“Perhaps you are right, Princess, but would that have been enough drama for all the playwrights and authors in the world to have written as many stories about Henry and you and I as they have? I think not. Without us ladies, Henry would be nothing.”
“Excellent, ladies, excellent. It seems to me quite obvious how quickly all of you forget that without me, no one alive today would know any of your names”! Henry finally broke in as he vigorously defended himself.
“Oh what an honor Henry, to be remembered as the headless wife of a fat man”! Anne Boleyn thundered with a half serious laugh.
Quiet Jane Seymour finally spoke up.
“No, I believe Henry is quite right ladies. I am certain no one today would know my name if it were not for Henry. Perhaps if my Edward had lived it would have been different, but our Lord had other plans. We must remember that, although it is Henry that lead all of us to our fates, it is Henry that binds us together for all time”. Jane exchanged a gentle smile with Henry, who exchanged one back and with Anne of Cleves.
Catherine Parr returned suddenly into the room, back from the few hours she spent at Sudeley Castle ever night. “I believe I just badly scared a watchman, I feel horrid when I do. Then again, how can it be helped?”
“I know what you mean Catherine”, Anne of Cleves replied, “but some seem to always know when you’re there, even if they can’t see you, you must learn not to feel badly about it”.
Henry was relieved that with the arrival of Catherine Parr the subject had finally turned away from him. He used this opportunity to go away from the group, to wander the halls of Hampton Court.
“What of them all”? he thought to himself. “Certainly things were never perfect with any of them, but they all had good lives, I made them queens!!"
Henry had spent centuries trying to figure it out, but he could not get past this one thought in his head.“If not for me…..”
“It was more than that we wanted Henry”. Catherine of Aragon had read his thoughts and come to him. “We wanted love, security, a husband but above all dear heart, I wanted you”.
Henry turned towards Catherine, a woman who even in life he realized, had suffered much at the his hands. Not just the loss of children but a horrid divorce.
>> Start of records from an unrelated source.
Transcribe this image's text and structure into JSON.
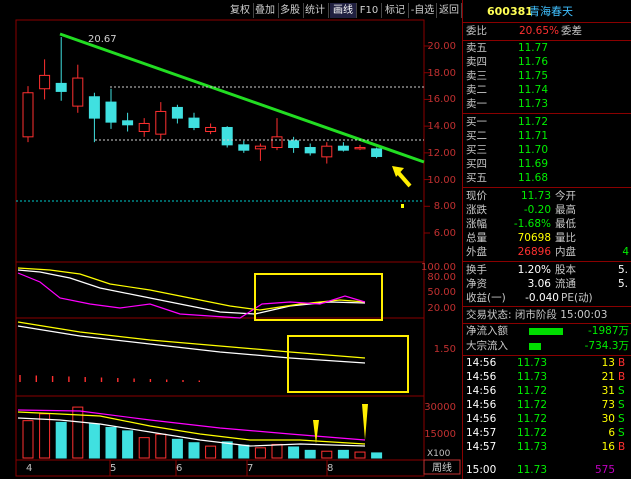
{
  "toolbar": {
    "buttons": [
      "复权",
      "叠加",
      "多股",
      "统计",
      "画线",
      "F10",
      "标记",
      "-自选",
      "返回"
    ],
    "active": "画线",
    "scroll_label": "◂"
  },
  "chart": {
    "high_label": "20.67",
    "price_ticks": [
      "20.00",
      "18.00",
      "16.00",
      "14.00",
      "12.00",
      "10.00",
      "8.00",
      "6.00"
    ],
    "indicator1_ticks": [
      "100.00",
      "80.00",
      "50.00",
      "20.00"
    ],
    "indicator2_ticks": [
      "1.50"
    ],
    "volume_ticks": [
      "30000",
      "15000"
    ],
    "volume_unit": "X100",
    "period": "周线",
    "x_labels": [
      "4",
      "5",
      "6",
      "7",
      "8"
    ],
    "candles": [
      {
        "o": 13.2,
        "c": 16.5,
        "h": 17.0,
        "l": 12.8
      },
      {
        "o": 16.8,
        "c": 17.8,
        "h": 19.0,
        "l": 16.0
      },
      {
        "o": 17.2,
        "c": 16.6,
        "h": 20.67,
        "l": 15.9
      },
      {
        "o": 15.5,
        "c": 17.6,
        "h": 18.6,
        "l": 15.0
      },
      {
        "o": 16.2,
        "c": 14.6,
        "h": 16.5,
        "l": 12.8
      },
      {
        "o": 15.8,
        "c": 14.3,
        "h": 16.8,
        "l": 13.8
      },
      {
        "o": 14.4,
        "c": 14.1,
        "h": 15.0,
        "l": 13.6
      },
      {
        "o": 13.6,
        "c": 14.2,
        "h": 14.6,
        "l": 13.2
      },
      {
        "o": 13.4,
        "c": 15.1,
        "h": 15.8,
        "l": 13.0
      },
      {
        "o": 15.4,
        "c": 14.6,
        "h": 15.6,
        "l": 14.2
      },
      {
        "o": 14.6,
        "c": 13.9,
        "h": 15.0,
        "l": 13.7
      },
      {
        "o": 13.6,
        "c": 13.9,
        "h": 14.2,
        "l": 13.4
      },
      {
        "o": 13.9,
        "c": 12.6,
        "h": 14.0,
        "l": 12.4
      },
      {
        "o": 12.6,
        "c": 12.2,
        "h": 12.9,
        "l": 12.0
      },
      {
        "o": 12.3,
        "c": 12.5,
        "h": 12.7,
        "l": 11.4
      },
      {
        "o": 12.4,
        "c": 13.2,
        "h": 14.6,
        "l": 12.2
      },
      {
        "o": 12.9,
        "c": 12.4,
        "h": 13.2,
        "l": 12.0
      },
      {
        "o": 12.4,
        "c": 12.0,
        "h": 12.7,
        "l": 11.8
      },
      {
        "o": 11.7,
        "c": 12.5,
        "h": 12.8,
        "l": 11.2
      },
      {
        "o": 12.5,
        "c": 12.2,
        "h": 12.8,
        "l": 12.1
      },
      {
        "o": 12.3,
        "c": 12.4,
        "h": 12.6,
        "l": 12.2
      },
      {
        "o": 12.3,
        "c": 11.73,
        "h": 12.4,
        "l": 11.6
      }
    ],
    "volumes": [
      22000,
      26000,
      21000,
      30000,
      20000,
      18000,
      16000,
      12000,
      14000,
      11000,
      9000,
      7000,
      9500,
      7500,
      6000,
      8000,
      6500,
      4500,
      4000,
      4500,
      3500,
      3000
    ]
  },
  "stock": {
    "code": "600381",
    "name": "青海春天"
  },
  "order_ratio": {
    "label": "委比",
    "value": "20.65%",
    "diff_label": "委差"
  },
  "asks": [
    {
      "label": "卖五",
      "price": "11.77"
    },
    {
      "label": "卖四",
      "price": "11.76"
    },
    {
      "label": "卖三",
      "price": "11.75"
    },
    {
      "label": "卖二",
      "price": "11.74"
    },
    {
      "label": "卖一",
      "price": "11.73"
    }
  ],
  "bids": [
    {
      "label": "买一",
      "price": "11.72"
    },
    {
      "label": "买二",
      "price": "11.71"
    },
    {
      "label": "买三",
      "price": "11.70"
    },
    {
      "label": "买四",
      "price": "11.69"
    },
    {
      "label": "买五",
      "price": "11.68"
    }
  ],
  "quote": {
    "now_label": "现价",
    "now": "11.73",
    "open_label": "今开",
    "chg_label": "涨跌",
    "chg": "-0.20",
    "high_label": "最高",
    "pct_label": "涨幅",
    "pct": "-1.68%",
    "low_label": "最低",
    "vol_label": "总量",
    "vol": "70698",
    "ratio_label": "量比",
    "outer_label": "外盘",
    "outer": "26896",
    "inner_label": "内盘",
    "inner": "4"
  },
  "stats": {
    "turnover_label": "换手",
    "turnover": "1.20%",
    "share_label": "股本",
    "share": "5.",
    "nav_label": "净资",
    "nav": "3.06",
    "float_label": "流通",
    "float": "5.",
    "eps_label": "收益(一)",
    "eps": "-0.040",
    "pe_label": "PE(动)"
  },
  "status": {
    "label": "交易状态: 闭市阶段 15:00:03"
  },
  "flow": [
    {
      "label": "净流入额",
      "value": "-1987万"
    },
    {
      "label": "大宗流入",
      "value": "-734.3万"
    }
  ],
  "ticks": [
    {
      "time": "14:56",
      "price": "11.73",
      "vol": "13",
      "side": "B"
    },
    {
      "time": "14:56",
      "price": "11.73",
      "vol": "21",
      "side": "B"
    },
    {
      "time": "14:56",
      "price": "11.72",
      "vol": "31",
      "side": "S"
    },
    {
      "time": "14:56",
      "price": "11.72",
      "vol": "73",
      "side": "S"
    },
    {
      "time": "14:56",
      "price": "11.72",
      "vol": "30",
      "side": "S"
    },
    {
      "time": "14:57",
      "price": "11.72",
      "vol": "6",
      "side": "S"
    },
    {
      "time": "14:57",
      "price": "11.73",
      "vol": "16",
      "side": "B"
    },
    {
      "time": "15:00",
      "price": "11.73",
      "vol": "575",
      "side": ""
    }
  ]
}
“What of it Catherine, it had to be done. Did you ever think woman, what if, just what if, you had been a little more reasonable, that I would have been much more merciful to you and Mary”?
“Henry, I was your wife. Was I to lie to the world and say I was not?”
“I needed an heir”.
“You had one”.
“Elizabeth was but a daughter.”
Henry paused. Elizabeth had done all that a male heir was supposed to do… in fact she had done more.
“I cannot stand here, Catherine, and admit it was all for nothing”.
“You do not have to, my Henry, we are all past that. We have been for centuries. What we need from you is compassion”.
“For how your lives turned out”?
Catherine gave a calming nod.
“We can try to forget the past, yes we can try,” Henry straightforwardly replied.
Catherine saw a glimpse of the man she had married on that long ago June day.
"Worry not... we have forever."